From the perspective of Popper’s ‘World 1’, both objects would appear to be essentially identical — with the former intact, and the latter somewhat damaged because of the graffiti defiling a clean page.  However, from the vantage point of the person who possesses and ‘owns’ (a concept which would clearly belong to Popper’s ‘World 3’, as well) the autographed object, a sudden recognition of value, wealth and uniqueness would immediately attach — leaving aside intersecting points with ‘World 2’ involving envy, jealousy, awe and disbelief (which would be shared by the undersigned writer).  Thus do the various and variegated ‘worlds’ of Karl Popper posit for our study, agreement/disagreement, and further reflection.

Such division and segmentation of worlds and universes are often proposed merely for esoteric and pedantic purposes; of ivory tower conceptual constructs which have little to do with the day-to-day lives of ordinary human beings who struggle to make a living, maneuver through the complexity of the world, and attempt to survive the manipulative machinations of a society governed by microcosms of powerful but unnamed sources of evil and collusion.  But there is a recognizable worth and value to some of us, for pointing out the existence and demarcation of artifice as opposed to the natural environment from whence we came.
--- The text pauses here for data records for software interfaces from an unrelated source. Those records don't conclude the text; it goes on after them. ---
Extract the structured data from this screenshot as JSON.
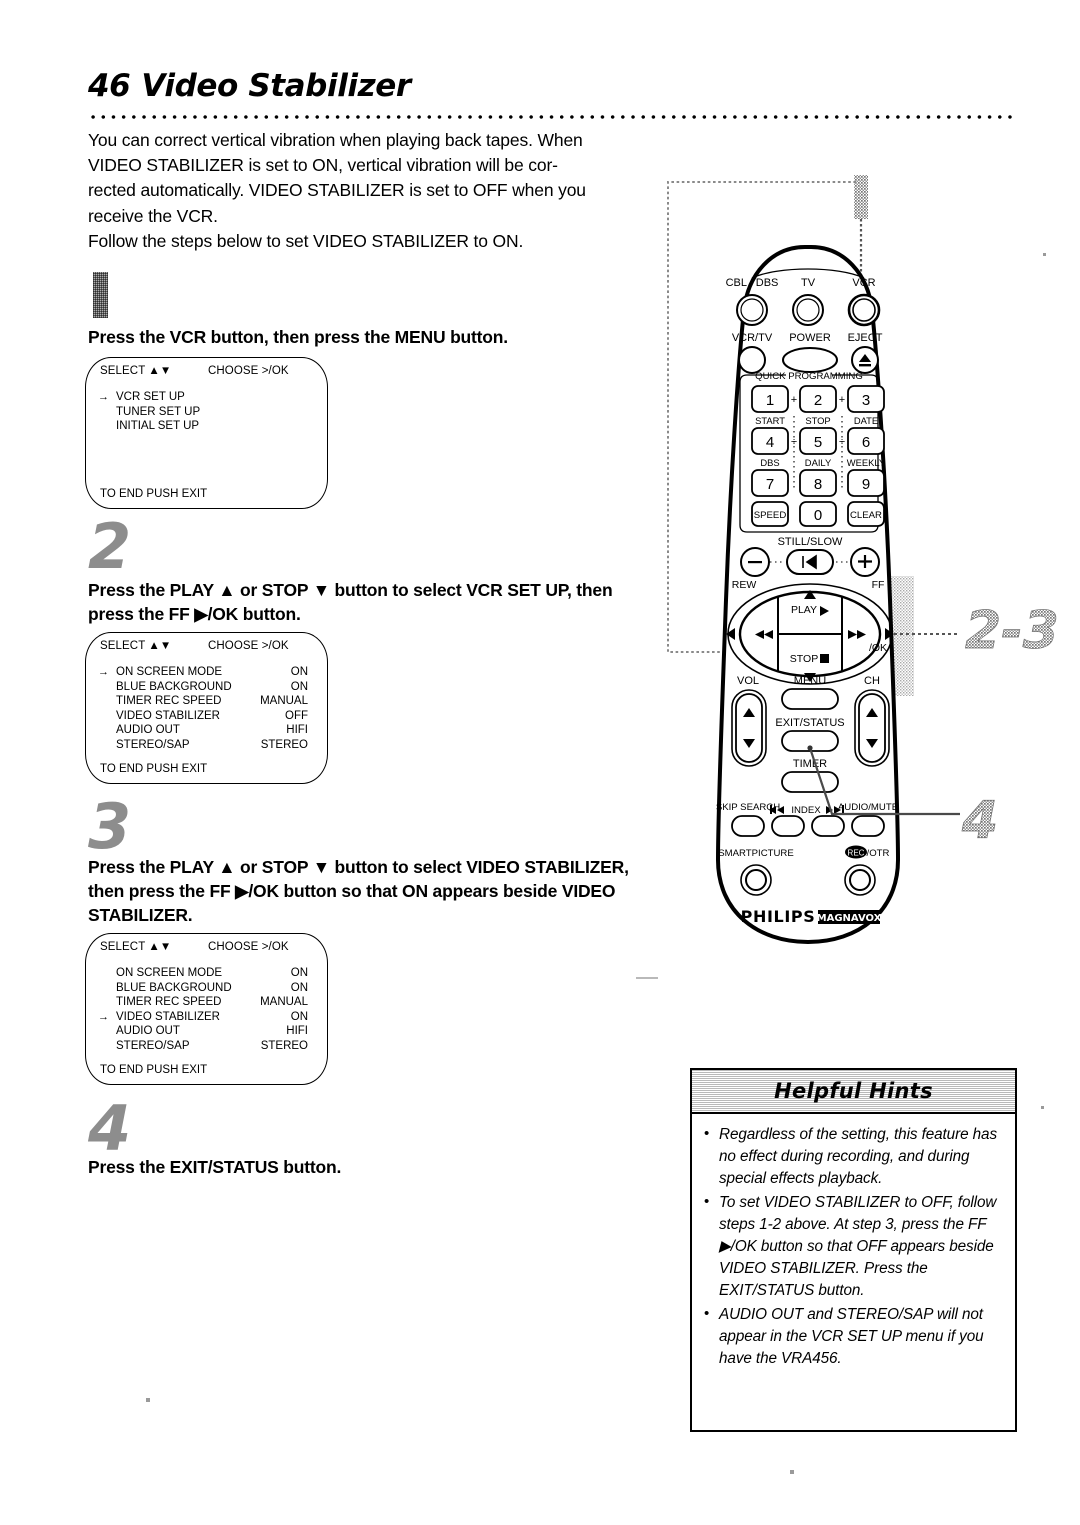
{
  "page": {
    "number": "46",
    "title": "Video Stabilizer"
  },
  "intro": {
    "lines": [
      "You can correct vertical vibration when playing back tapes. When",
      "VIDEO STABILIZER is set to ON, vertical vibration will be cor-",
      "rected automatically. VIDEO STABILIZER is set to OFF when you",
      "receive the VCR.",
      "Follow the steps below to set VIDEO STABILIZER to ON."
    ]
  },
  "steps": [
    {
      "number": "1",
      "instruction": "Press the VCR button, then press the MENU button.",
      "osd": {
        "select_label": "SELECT ▲▼",
        "choose_label": "CHOOSE >/OK",
        "footer": "TO END PUSH EXIT",
        "rows": [
          {
            "arrow": "→",
            "label": "VCR SET UP",
            "value": ""
          },
          {
            "arrow": "",
            "label": "TUNER SET UP",
            "value": ""
          },
          {
            "arrow": "",
            "label": "INITIAL SET UP",
            "value": ""
          }
        ]
      }
    },
    {
      "number": "2",
      "instruction": "Press the PLAY ▲ or STOP ▼ button to select VCR SET UP, then press the FF ▶/OK button.",
      "osd": {
        "select_label": "SELECT ▲▼",
        "choose_label": "CHOOSE >/OK",
        "footer": "TO END PUSH EXIT",
        "rows": [
          {
            "arrow": "→",
            "label": "ON SCREEN MODE",
            "value": "ON"
          },
          {
            "arrow": "",
            "label": "BLUE BACKGROUND",
            "value": "ON"
          },
          {
            "arrow": "",
            "label": "TIMER REC SPEED",
            "value": "MANUAL"
          },
          {
            "arrow": "",
            "label": "VIDEO STABILIZER",
            "value": "OFF"
          },
          {
            "arrow": "",
            "label": "AUDIO OUT",
            "value": "HIFI"
          },
          {
            "arrow": "",
            "label": "STEREO/SAP",
            "value": "STEREO"
          }
        ]
      }
    },
    {
      "number": "3",
      "instruction": "Press the PLAY ▲ or STOP ▼ button to select VIDEO STABILIZER, then press the FF ▶/OK button so that ON appears beside VIDEO STABILIZER.",
      "osd": {
        "select_label": "SELECT ▲▼",
        "choose_label": "CHOOSE >/OK",
        "footer": "TO END PUSH EXIT",
        "rows": [
          {
            "arrow": "",
            "label": "ON SCREEN MODE",
            "value": "ON"
          },
          {
            "arrow": "",
            "label": "BLUE BACKGROUND",
            "value": "ON"
          },
          {
            "arrow": "",
            "label": "TIMER REC SPEED",
            "value": "MANUAL"
          },
          {
            "arrow": "→",
            "label": "VIDEO STABILIZER",
            "value": "ON"
          },
          {
            "arrow": "",
            "label": "AUDIO OUT",
            "value": "HIFI"
          },
          {
            "arrow": "",
            "label": "STEREO/SAP",
            "value": "STEREO"
          }
        ]
      }
    },
    {
      "number": "4",
      "instruction": "Press the EXIT/STATUS button.",
      "osd": null
    }
  ],
  "remote": {
    "callouts": [
      {
        "id": "callout-1",
        "label": "1"
      },
      {
        "id": "callout-2-3",
        "label": "2-3"
      },
      {
        "id": "callout-4",
        "label": "4"
      }
    ],
    "brand": "PHILIPS",
    "brand_sub": "MAGNAVOX",
    "buttons": {
      "cbl_dbs": "CBL / DBS",
      "tv": "TV",
      "vcr": "VCR",
      "vcr_tv": "VCR/TV",
      "power": "POWER",
      "eject": "EJECT",
      "quick_programming": "QUICK PROGRAMMING",
      "keys": [
        "1",
        "2",
        "3",
        "4",
        "5",
        "6",
        "7",
        "8",
        "9"
      ],
      "key_sublabels_row1": [
        "START",
        "STOP",
        "DATE"
      ],
      "key_sublabels_row2": [
        "DBS",
        "DAILY",
        "WEEKLY"
      ],
      "speed": "SPEED",
      "zero": "0",
      "clear": "CLEAR",
      "still_slow": "STILL/SLOW",
      "still_minus": "–",
      "still_plus": "+",
      "rew": "REW",
      "ff": "FF",
      "play": "PLAY",
      "stop": "STOP",
      "ok": "/OK",
      "vol": "VOL",
      "menu": "MENU",
      "ch": "CH",
      "exit_status": "EXIT/STATUS",
      "timer": "TIMER",
      "skip_search": "SKIP SEARCH",
      "index": "INDEX",
      "audio_mute": "AUDIO/MUTE",
      "smartpicture": "SMARTPICTURE",
      "rec": "REC",
      "rec_otr": "/OTR"
    }
  },
  "hints": {
    "title": "Helpful Hints",
    "items": [
      "Regardless of the setting, this feature has no effect during recording, and during special effects playback.",
      "To set VIDEO STABILIZER to OFF, follow steps 1-2 above. At step 3, press the FF ▶/OK button so that OFF appears beside VIDEO STABILIZER. Press the EXIT/STATUS button.",
      "AUDIO OUT and STEREO/SAP will not appear in the VCR SET UP menu if you have the VRA456."
    ]
  }
}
For Federal employees and U.S. Postal workers who are considering filing for Federal Disability Retirement benefits through the U.S. Office of Personnel Management, such a bifurcation of the universe into clean segments of definable compartments, is to recognize that the complexity of the administrative and bureaucratic process encapsulating the entirety and aggregation of the process cumulatively entitled, “Federal Disability Retirement under FERS, CSRS or CSRS Offset”, is ultimately a product of Popper’s ‘World 3’, and not merely a nightmare emanating from the deep recesses of our troubled psychosis self-contained in ‘World 2’, but of an intersection between the universe of madness created by our own desire to further separate ourselves from the simplicity of ‘World 1’, from whence we came.

Sincerely,

Robert R. McGill, Esquire